Big Blue will develop enterprise software capable of leveraging GPU accelerators and will work with Nvidia in integrating capabilities in Nvidia’s Tesla GPUs with IBM’s Power processors. Doing so will enable companies to bring supercomputing capabilities into their data centers, which is important with the rapid growth in the amount of data being generated, and the increasing need to more quickly process and analyze that data.
“Companies are looking for new and more efficient ways to drive business value from Big Data and analytics,” Tom Rosamilia, senior vice president of IBM Systems and Technology Group and integrated supply chain, said in a statement. “The combination of IBM and Nvidia processor technologies can provide clients with an advanced and efficient foundation to achieve this goal.”

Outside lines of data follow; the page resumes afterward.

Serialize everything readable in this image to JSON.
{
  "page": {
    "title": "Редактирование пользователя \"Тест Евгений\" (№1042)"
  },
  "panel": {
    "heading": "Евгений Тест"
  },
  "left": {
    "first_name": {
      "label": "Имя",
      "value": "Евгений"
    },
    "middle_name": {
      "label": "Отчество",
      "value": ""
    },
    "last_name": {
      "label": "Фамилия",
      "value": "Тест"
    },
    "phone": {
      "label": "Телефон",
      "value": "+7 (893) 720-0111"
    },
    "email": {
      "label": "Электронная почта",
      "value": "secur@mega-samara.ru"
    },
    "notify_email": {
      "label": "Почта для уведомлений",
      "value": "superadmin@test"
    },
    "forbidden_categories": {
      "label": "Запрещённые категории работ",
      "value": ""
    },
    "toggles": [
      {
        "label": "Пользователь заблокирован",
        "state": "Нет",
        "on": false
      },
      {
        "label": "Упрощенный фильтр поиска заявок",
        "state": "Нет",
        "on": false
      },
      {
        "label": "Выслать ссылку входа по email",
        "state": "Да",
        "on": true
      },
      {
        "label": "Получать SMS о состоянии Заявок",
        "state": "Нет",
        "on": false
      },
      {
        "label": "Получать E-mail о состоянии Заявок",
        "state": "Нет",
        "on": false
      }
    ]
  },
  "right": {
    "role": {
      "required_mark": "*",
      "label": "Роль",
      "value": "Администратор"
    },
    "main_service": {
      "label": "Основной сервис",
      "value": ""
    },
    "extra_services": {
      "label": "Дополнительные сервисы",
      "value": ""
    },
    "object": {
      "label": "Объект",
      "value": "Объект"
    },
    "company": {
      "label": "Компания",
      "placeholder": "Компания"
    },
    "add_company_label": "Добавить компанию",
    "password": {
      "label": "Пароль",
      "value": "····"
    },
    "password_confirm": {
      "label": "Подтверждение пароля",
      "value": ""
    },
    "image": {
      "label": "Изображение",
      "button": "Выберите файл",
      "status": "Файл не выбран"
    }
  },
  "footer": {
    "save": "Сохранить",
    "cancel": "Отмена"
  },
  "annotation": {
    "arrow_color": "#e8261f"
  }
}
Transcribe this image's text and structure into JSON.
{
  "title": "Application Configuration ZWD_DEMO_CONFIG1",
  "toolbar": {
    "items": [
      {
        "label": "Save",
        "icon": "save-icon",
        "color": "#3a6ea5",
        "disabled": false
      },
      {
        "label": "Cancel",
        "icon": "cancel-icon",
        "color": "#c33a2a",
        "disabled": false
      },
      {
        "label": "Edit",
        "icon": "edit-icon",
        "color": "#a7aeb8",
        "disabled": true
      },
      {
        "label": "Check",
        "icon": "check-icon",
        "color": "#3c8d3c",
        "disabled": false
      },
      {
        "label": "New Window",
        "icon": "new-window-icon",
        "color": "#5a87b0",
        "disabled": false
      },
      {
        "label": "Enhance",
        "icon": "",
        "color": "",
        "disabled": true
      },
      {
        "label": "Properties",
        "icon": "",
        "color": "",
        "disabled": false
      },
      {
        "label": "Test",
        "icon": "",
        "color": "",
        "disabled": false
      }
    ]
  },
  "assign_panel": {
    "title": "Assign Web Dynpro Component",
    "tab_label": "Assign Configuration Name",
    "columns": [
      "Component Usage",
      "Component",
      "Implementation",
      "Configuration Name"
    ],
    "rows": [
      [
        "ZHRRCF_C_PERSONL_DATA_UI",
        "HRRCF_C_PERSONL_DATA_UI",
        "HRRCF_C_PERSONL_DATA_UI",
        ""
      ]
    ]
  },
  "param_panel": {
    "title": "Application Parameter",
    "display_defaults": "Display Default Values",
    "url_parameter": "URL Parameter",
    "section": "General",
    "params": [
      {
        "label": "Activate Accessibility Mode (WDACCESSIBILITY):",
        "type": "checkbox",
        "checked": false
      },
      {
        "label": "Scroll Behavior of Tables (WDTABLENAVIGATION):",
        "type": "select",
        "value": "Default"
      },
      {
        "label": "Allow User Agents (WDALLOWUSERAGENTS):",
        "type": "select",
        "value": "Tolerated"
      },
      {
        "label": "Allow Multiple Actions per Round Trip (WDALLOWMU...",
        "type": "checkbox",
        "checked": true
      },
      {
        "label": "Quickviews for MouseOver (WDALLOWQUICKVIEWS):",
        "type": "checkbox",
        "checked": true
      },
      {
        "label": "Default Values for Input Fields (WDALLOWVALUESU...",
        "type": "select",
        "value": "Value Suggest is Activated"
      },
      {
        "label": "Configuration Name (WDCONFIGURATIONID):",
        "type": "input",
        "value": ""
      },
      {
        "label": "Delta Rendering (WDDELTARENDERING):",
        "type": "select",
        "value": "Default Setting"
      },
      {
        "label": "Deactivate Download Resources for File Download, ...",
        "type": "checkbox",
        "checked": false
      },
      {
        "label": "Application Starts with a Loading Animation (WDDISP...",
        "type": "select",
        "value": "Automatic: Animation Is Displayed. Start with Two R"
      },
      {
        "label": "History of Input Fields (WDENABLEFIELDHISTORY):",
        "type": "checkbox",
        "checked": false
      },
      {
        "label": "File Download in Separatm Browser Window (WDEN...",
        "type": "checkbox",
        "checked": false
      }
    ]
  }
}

Sumit Gupta, general manager of Tesla accelerated computing products at Nvidia, said the partnership is a win for both his company and IBM.

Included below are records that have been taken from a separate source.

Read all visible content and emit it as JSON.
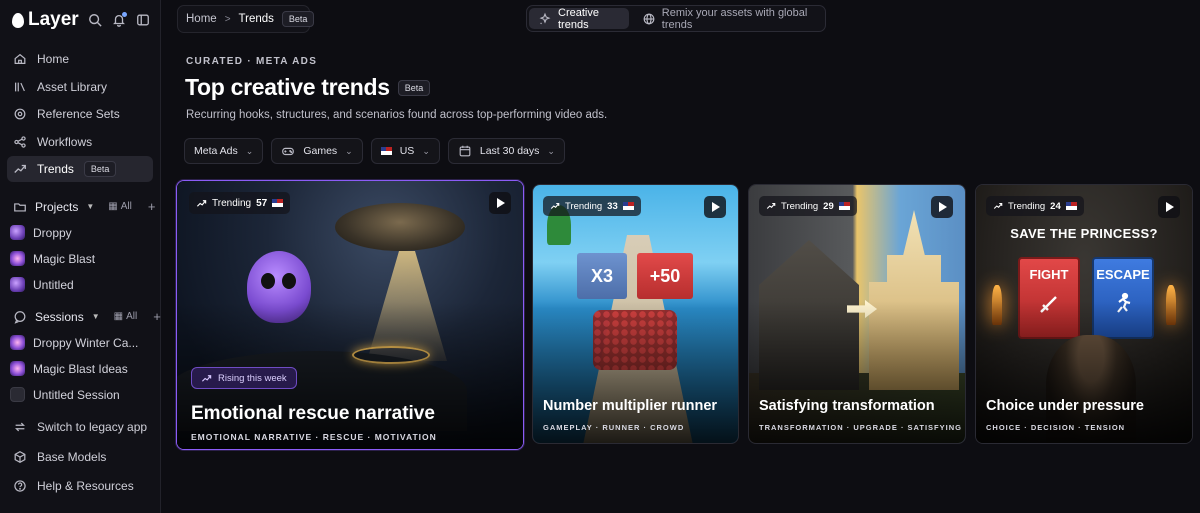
{
  "app": {
    "name": "Layer"
  },
  "sidebar": {
    "nav": [
      {
        "label": "Home",
        "icon": "home-icon"
      },
      {
        "label": "Asset Library",
        "icon": "library-icon"
      },
      {
        "label": "Reference Sets",
        "icon": "target-icon"
      },
      {
        "label": "Workflows",
        "icon": "share-nodes-icon"
      },
      {
        "label": "Trends",
        "icon": "trend-up-icon",
        "badge": "Beta",
        "active": true
      }
    ],
    "projects": {
      "label": "Projects",
      "all_label": "All",
      "items": [
        {
          "label": "Droppy"
        },
        {
          "label": "Magic Blast"
        },
        {
          "label": "Untitled"
        }
      ]
    },
    "sessions": {
      "label": "Sessions",
      "all_label": "All",
      "items": [
        {
          "label": "Droppy Winter Ca..."
        },
        {
          "label": "Magic Blast Ideas"
        },
        {
          "label": "Untitled Session"
        }
      ]
    },
    "bottom": [
      {
        "label": "Switch to legacy app",
        "icon": "switch-icon"
      },
      {
        "label": "Base Models",
        "icon": "cube-icon"
      },
      {
        "label": "Help & Resources",
        "icon": "help-icon"
      }
    ]
  },
  "topbar": {
    "breadcrumb": {
      "home": "Home",
      "current": "Trends",
      "badge": "Beta"
    },
    "modes": [
      {
        "label": "Creative trends",
        "active": true
      },
      {
        "label": "Remix your assets with global trends",
        "active": false
      }
    ]
  },
  "header": {
    "eyebrow": "CURATED · META ADS",
    "title": "Top creative trends",
    "title_badge": "Beta",
    "subtitle": "Recurring hooks, structures, and scenarios found across top-performing video ads."
  },
  "filters": [
    {
      "label": "Meta Ads"
    },
    {
      "label": "Games"
    },
    {
      "label": "US"
    },
    {
      "label": "Last 30 days"
    }
  ],
  "cards": [
    {
      "trend_label": "Trending",
      "trend_value": "57",
      "badge": "Rising this week",
      "title": "Emotional rescue narrative",
      "tags": "EMOTIONAL NARRATIVE · RESCUE · MOTIVATION"
    },
    {
      "trend_label": "Trending",
      "trend_value": "33",
      "title": "Number multiplier runner",
      "tags": "GAMEPLAY · RUNNER · CROWD",
      "gate_left": "X3",
      "gate_right": "+50"
    },
    {
      "trend_label": "Trending",
      "trend_value": "29",
      "title": "Satisfying transformation",
      "tags": "TRANSFORMATION · UPGRADE · SATISFYING"
    },
    {
      "trend_label": "Trending",
      "trend_value": "24",
      "title": "Choice under pressure",
      "tags": "CHOICE · DECISION · TENSION",
      "art_heading": "SAVE THE PRINCESS?",
      "art_option_a": "FIGHT",
      "art_option_b": "ESCAPE"
    }
  ]
}
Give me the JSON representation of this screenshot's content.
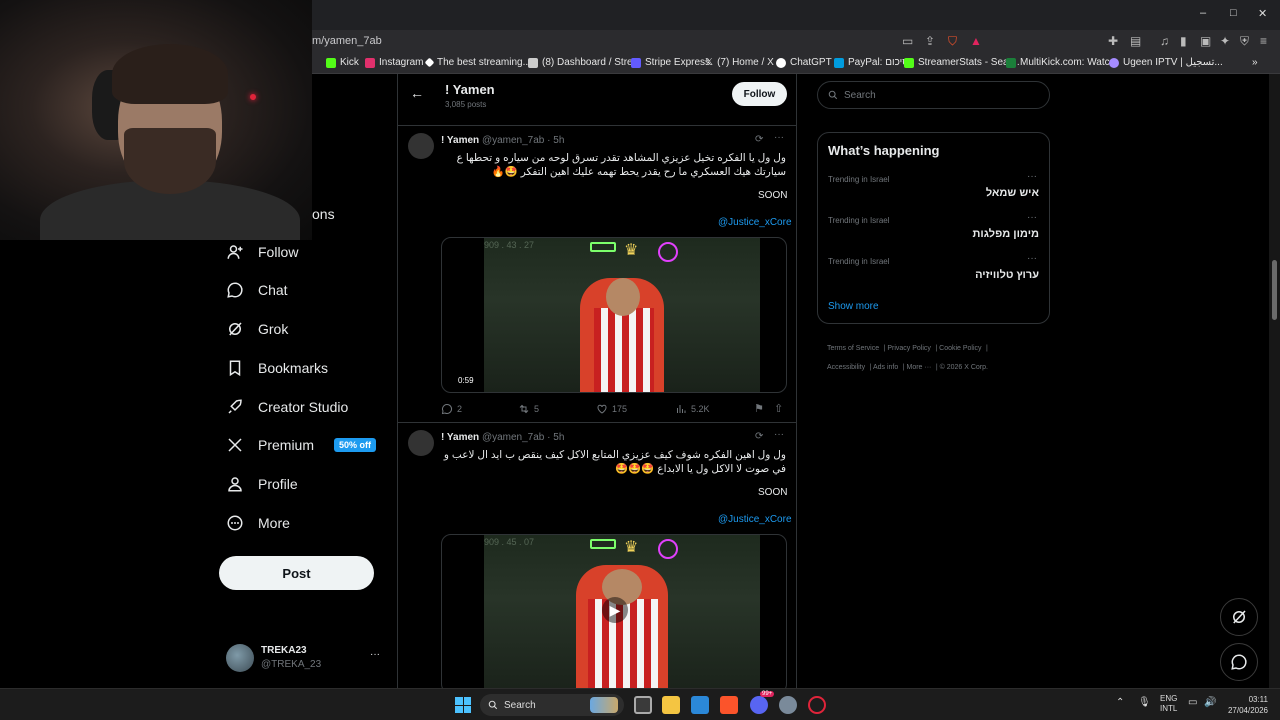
{
  "browser": {
    "url": "m/yamen_7ab",
    "window_controls": {
      "minimize": "–",
      "maximize": "□",
      "close": "✕"
    }
  },
  "bookmarks": [
    {
      "label": "Kick",
      "color": "#53fc18"
    },
    {
      "label": "Instagram",
      "color": "#e1306c"
    },
    {
      "label": "The best streaming...",
      "color": "#ffffff"
    },
    {
      "label": "(8) Dashboard / Stre...",
      "color": "#cccccc"
    },
    {
      "label": "Stripe Express",
      "color": "#635bff"
    },
    {
      "label": "(7) Home / X",
      "color": "#ffffff"
    },
    {
      "label": "ChatGPT",
      "color": "#ffffff"
    },
    {
      "label": "PayPal: סיכום",
      "color": "#009cde"
    },
    {
      "label": "StreamerStats - Sear...",
      "color": "#53fc18"
    },
    {
      "label": "MultiKick.com: Watc...",
      "color": "#1b7f3a"
    },
    {
      "label": "Ugeen IPTV | تسجيل...",
      "color": "#a58bff"
    }
  ],
  "nav": {
    "partial_label": "ons",
    "items": [
      {
        "label": "Follow",
        "icon": "add-user-icon"
      },
      {
        "label": "Chat",
        "icon": "chat-icon"
      },
      {
        "label": "Grok",
        "icon": "grok-icon"
      },
      {
        "label": "Bookmarks",
        "icon": "bookmark-icon"
      },
      {
        "label": "Creator Studio",
        "icon": "rocket-icon"
      },
      {
        "label": "Premium",
        "icon": "x-logo-icon",
        "badge": "50% off"
      },
      {
        "label": "Profile",
        "icon": "person-icon"
      },
      {
        "label": "More",
        "icon": "more-circle-icon"
      }
    ],
    "post_label": "Post"
  },
  "account": {
    "display_name": "TREKA23",
    "handle": "@TREKA_23",
    "menu": "···"
  },
  "profile_header": {
    "name": "! Yamen",
    "posts": "3,085 posts",
    "follow_label": "Follow"
  },
  "tweets": [
    {
      "name": "! Yamen",
      "handle": "@yamen_7ab",
      "time": "· 5h",
      "text": "ول ول يا الفكره تخيل عزيزي المشاهد تقدر تسرق لوحه من سياره و تحطها ع سيارتك هيك العسكري ما رح يقدر يحط تهمه عليك اهين التفكر 🤩🔥",
      "soon": "SOON",
      "mention": "@Justice_xCore",
      "duration": "0:59",
      "overlay_text": "909 . 43 . 27",
      "replies": "2",
      "reposts": "5",
      "likes": "175",
      "views": "5.2K"
    },
    {
      "name": "! Yamen",
      "handle": "@yamen_7ab",
      "time": "· 5h",
      "text": "ول ول اهين الفكره شوف كيف عزيزي المتابع الاكل كيف ينقص ب ايد ال لاعب و في صوت لا الاكل ول يا الابداع 🤩🤩🤩",
      "soon": "SOON",
      "mention": "@Justice_xCore",
      "overlay_text": "909 . 45 . 07"
    }
  ],
  "right": {
    "search_placeholder": "Search",
    "happening_title": "What’s happening",
    "trends": [
      {
        "category": "Trending in Israel",
        "name": "איש שמאל"
      },
      {
        "category": "Trending in Israel",
        "name": "מימון מפלגות"
      },
      {
        "category": "Trending in Israel",
        "name": "ערוץ טלוויזיה"
      }
    ],
    "show_more": "Show more",
    "footer": [
      "Terms of Service",
      "Privacy Policy",
      "Cookie Policy",
      "Accessibility",
      "Ads info",
      "More ···",
      "© 2026 X Corp."
    ]
  },
  "taskbar": {
    "search_label": "Search",
    "lang_line1": "ENG",
    "lang_line2": "INTL",
    "time": "03:11",
    "date": "27/04/2026",
    "notification_count": "99+"
  }
}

IBM officials “are going to look for opportunities to accelerate whenever they can whatever they can,” Gupta told eWEEK. For Nvidia, the partnership broadens the market reach for its GPU accelerators from supercomputers to enterprise systems.
“The growth opportunity is the enterprise part of this,” he said, noting that Intel will see increasingly competition in the data center from the likes of IBM and ARM. “Over the next year, the data center will become very diverse. … It will become a pretty interesting time in the market.”

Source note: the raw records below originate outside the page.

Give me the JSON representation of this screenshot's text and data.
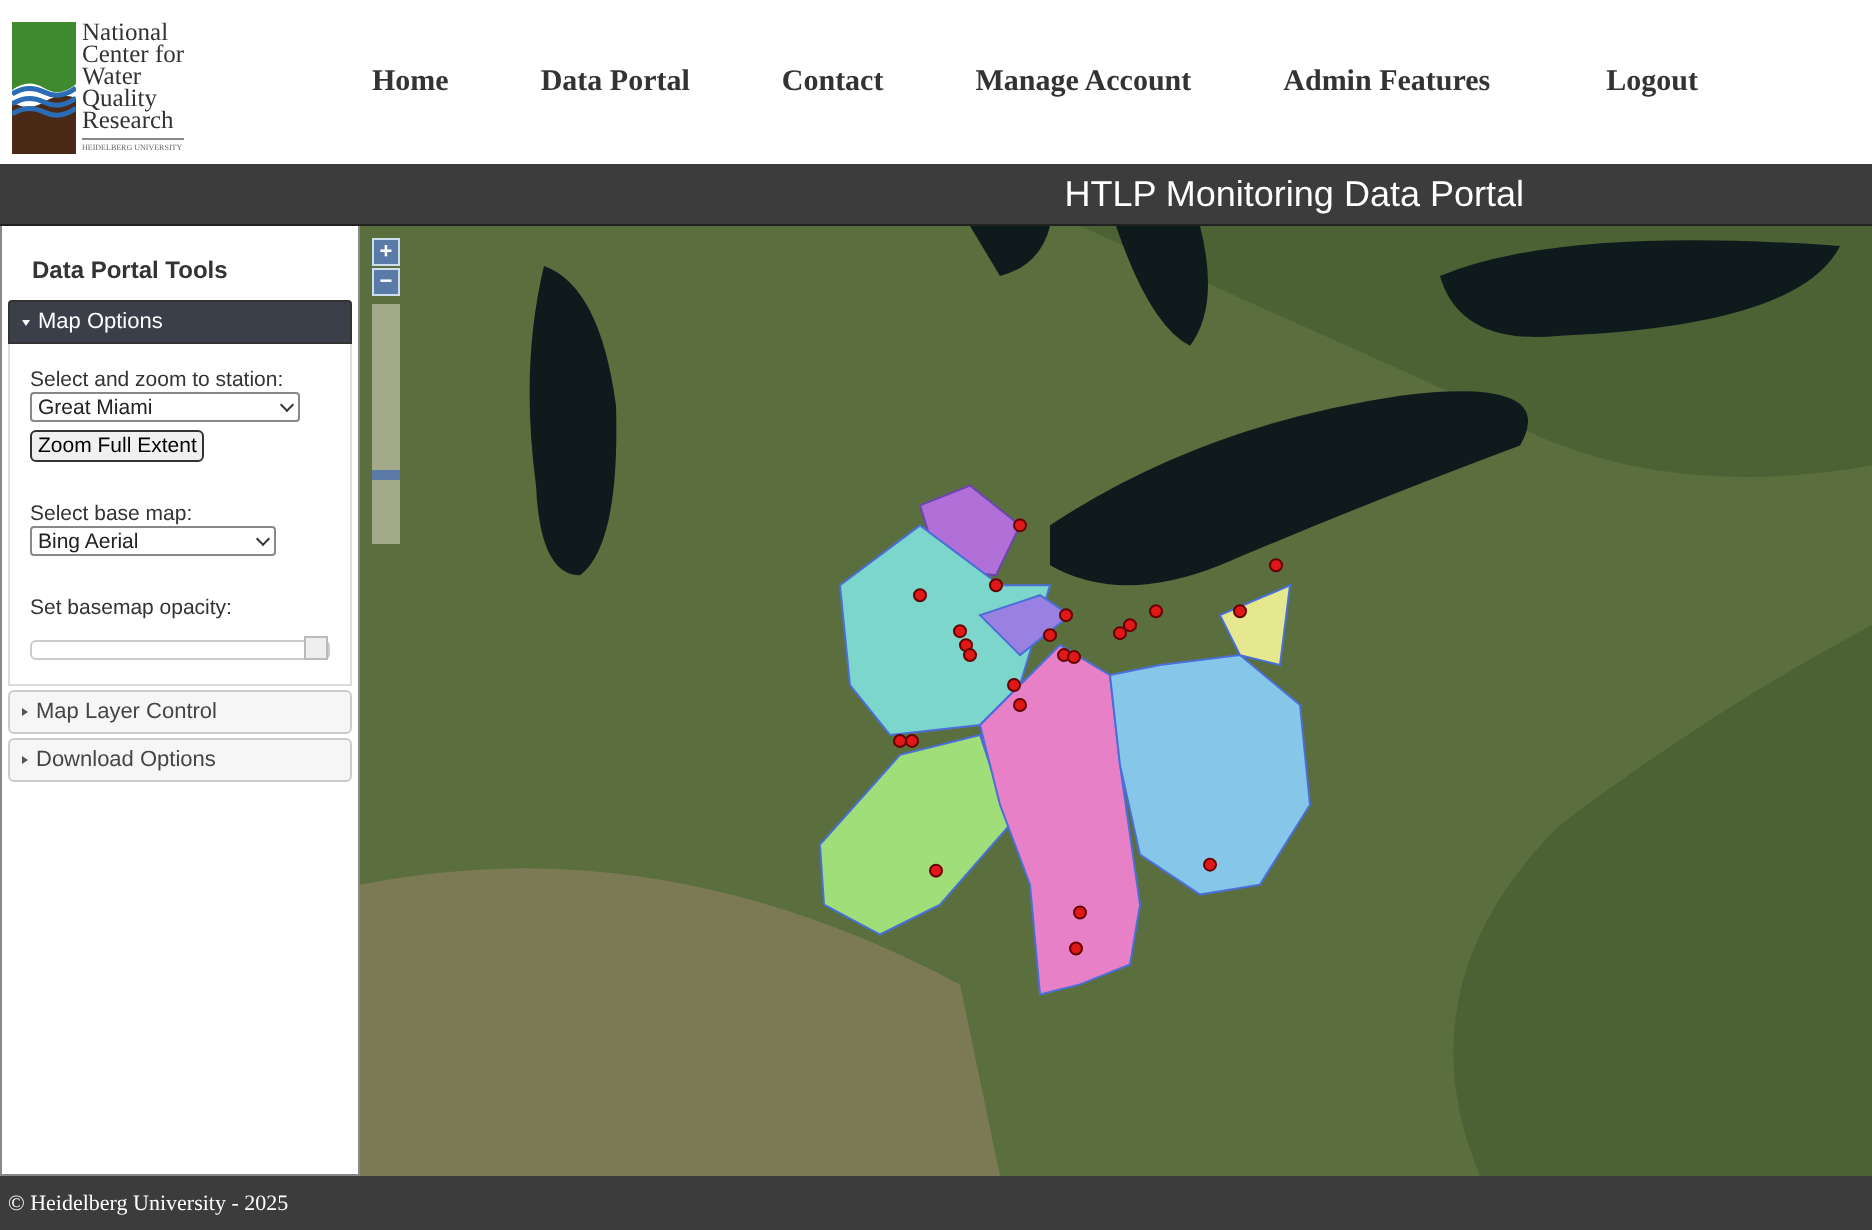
{
  "logo": {
    "lines": [
      "National",
      "Center for",
      "Water",
      "Quality",
      "Research"
    ],
    "subtitle": "HEIDELBERG UNIVERSITY"
  },
  "nav": [
    "Home",
    "Data Portal",
    "Contact",
    "Manage Account",
    "Admin Features",
    "Logout"
  ],
  "title_bar": {
    "title": "HTLP Monitoring Data Portal"
  },
  "sidebar": {
    "title": "Data Portal Tools",
    "panels": [
      {
        "label": "Map Options",
        "expanded": true,
        "controls": [
          {
            "kind": "select",
            "label": "Select and zoom to station:",
            "value": "Great Miami"
          },
          {
            "kind": "button",
            "label": "Zoom Full Extent"
          },
          {
            "kind": "select",
            "label": "Select base map:",
            "value": "Bing Aerial"
          },
          {
            "kind": "slider",
            "label": "Set basemap opacity:",
            "level": 1
          }
        ]
      },
      {
        "label": "Map Layer Control",
        "expanded": false
      },
      {
        "label": "Download Options",
        "expanded": false
      }
    ]
  },
  "map": {
    "zoom_in": "+",
    "zoom_out": "−",
    "level": 0.27
  },
  "footer": "© Heidelberg University - 2025"
}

Nvidia and Advanced Micro Devices for the past several years have promoted their graphics capabilities as accelerators that enable OEMs to build supercomputers with improved performance and greater parallel processing capabilities that don’t drive up the power consumption of the systems. Intel last year introduced the first of its many-core Xeon Phi x86-based coprocessors, a key part of the company’s neo-heterogeneity computing strategy of offering choices of processors that include common development tools and platforms.
ARM and its chip-making partners are expecting to begin offering 64-bit ARM-based server chips later next year and into 2015, challenging Intel in low-power, dense servers. At the same time, IBM in August unveiled its plan to license its Power technology in hopes of giving enterprises an alternative to Intel chips in cloud computing and hyperscale computing environments. Nvidia and Google were among the companies helping IBM launch the OpenPower Consortium, which aims to create an ecosystem around the effort.
IBM will combine its upcoming Power8 CPUs with Nvidia’s GPUs, including the company’s new Tesla K40 offerings, which the company also announced Nov. 18. The new products will help bring greater performance and power efficiency to such workloads in such areas as engineering, science, big data analytics and high-performance computing (HPC), according to the two vendors.
In addition, IBM Power systems will support applications developed with Nvidia’s CUDA programming platform, and also will make its Rational enterprise software development tools available to supercomputing programmers.
“This partnership will bring supercomputer performance to the corporate data center, expanding the use of GPU accelerators well beyond the traditional supercomputing and technical computing markets,” Ian Buck, vice president of accelerated computing at Nvidia, said in a statement. “It will also provide existing supercomputing and high performance computing customers with new choices and technologies to build powerful, energy-efficient systems that drive innovation and scientific discovery.”